My ProCrasstheNation “Author Love of the Day” goes out to Charles Bukowski.
Hank found me at a time in my life when I needed him most. His gut-punching prose guided me through a pretty harrowing period of disillusionment. He made me feel that it was okay to throw your hands in the air and just launch a big ol’ bird at life.
Bukowski’s “Post Office” was gifted to me by a great friend, a best friend. He knew me well enough to know that I needed a post in the road, a distraction, some sage advice. Ever since that time, Bukowski has been a welcome voice in my head as well as a witness of the suffering that can be endured in this life.
He’s a hard man for many to love. His shortcomings, which are many, alienate those who can’t think critically in the knee jerk reality of a politically correct driven universe. However, if you can sit back and allow him to invade your space, Bukowski shows an adept ability to grab you with his words and make you realize that when you’re dealing with life there is no politics, just what exists despite our best efforts to contort what comes our way into mind-numbing saccharin delusions.
Below is a poem, that has always spoken to me. It is especially apropos in light of the shitshow currently surrounding us on many levels. Give Bukowski a chance. You won’t be sorry. There is integrity and compassion in the suffering he painted in his words, and there is nothing more gratifying to me than in finding a soul in this world that can articulate how I feel, even though I didn’t know I felt that way to begin with.
by Charles Bukowski
Born like this
As the chalk faces smile
As Mrs. Death laughs
As the elevators break
As political landscapes dissolve
As the supermarket bag boy holds a college degree
As the oily fish spit out their oily prey
As the sun is masked
Born like this
Into these carefully mad wars
Into the sight of broken factory windows of emptiness
Into bars where people no longer speak to each other
Into fist fights that end as shootings and knifings
Born into this
Into hospitals which are so expensive that it’s cheaper to die
Into lawyers who charge so much it’s cheaper to plead guilty
Into a country where the jails are full and the madhouses closed
Into a place where the masses elevate fools into rich heroes
Born into this
Walking and living through this
Dying because of this
Muted because of this
Because of this
Fooled by this
Used by this
Pissed on by this
Made crazy and sick by this
The heart is blackened
The fingers reach for the throat
The fingers reach toward an unresponsive god
The fingers reach for the bottle
We are born into this sorrowful deadliness
We are born into a government 60 years in debt
That soon will be unable to even pay the interest on that debt
And the banks will burn
Money will be useless
There will be open and unpunished murder in the streets
It will be guns and roving mobs
Land will be useless
Food will become a diminishing return
Nuclear power will be taken over by the many
Explosions will continually shake the earth
Radiated robot men will stalk each other
The rich and the chosen will watch from space platforms
Dante’s Inferno will be made to look like a children’s playground
The sun will not be seen and it will always be night

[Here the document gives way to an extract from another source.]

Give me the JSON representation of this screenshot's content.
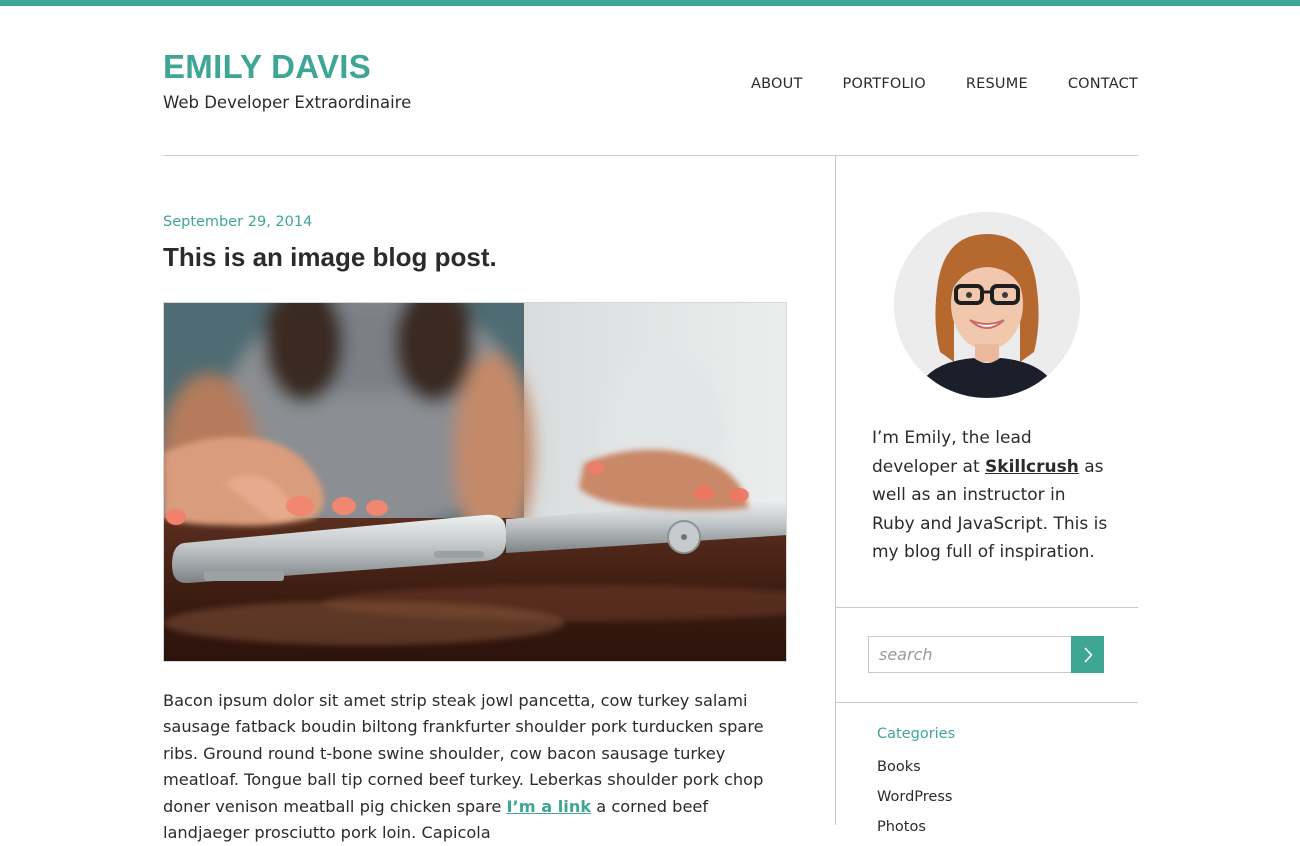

Trees will die
All vegetation will die
Radiated men will eat the flesh of radiated men
The sea will be poisoned
The lakes and rivers will vanish
Rain will be the new gold
The rotting bodies of men and animals will stink in the dark wind
The last few survivors will be overtaken by new and hideous diseases
And the space platforms will be destroyed by attrition
The petering out of supplies
The natural effect of general decay
And there will be the most beautiful silence never heard
Born out of that.
The sun still hidden there
Awaiting the next chapter.
3 thoughts on ““Don’t Try””
A friend who had read something I wrote recently asked me who I loved more, Twain or Bukowski. I had to admit I knew nothing of Bukowski. Started with Post Office, read it while at “lunch” on the overnight shift of a new job at the lowest point in my life. Possibly saved my life. Just found his biography on Netflix. It was insightful. If you search hard enough you can find Factotum on Youtube. It is a Norwegian film in English with Spanish subtitles with Matt Dillon at Bukowki.
Tough choice between those two. Love both of their senses of humor. His biography on Netlix is pretty cool. In fact, he recites the poem I posted here. I haven’t seen Factotum yet.
Reblogged this on ProCrasstheNation and commented:
I’m always in the mood for Hank Chinaski…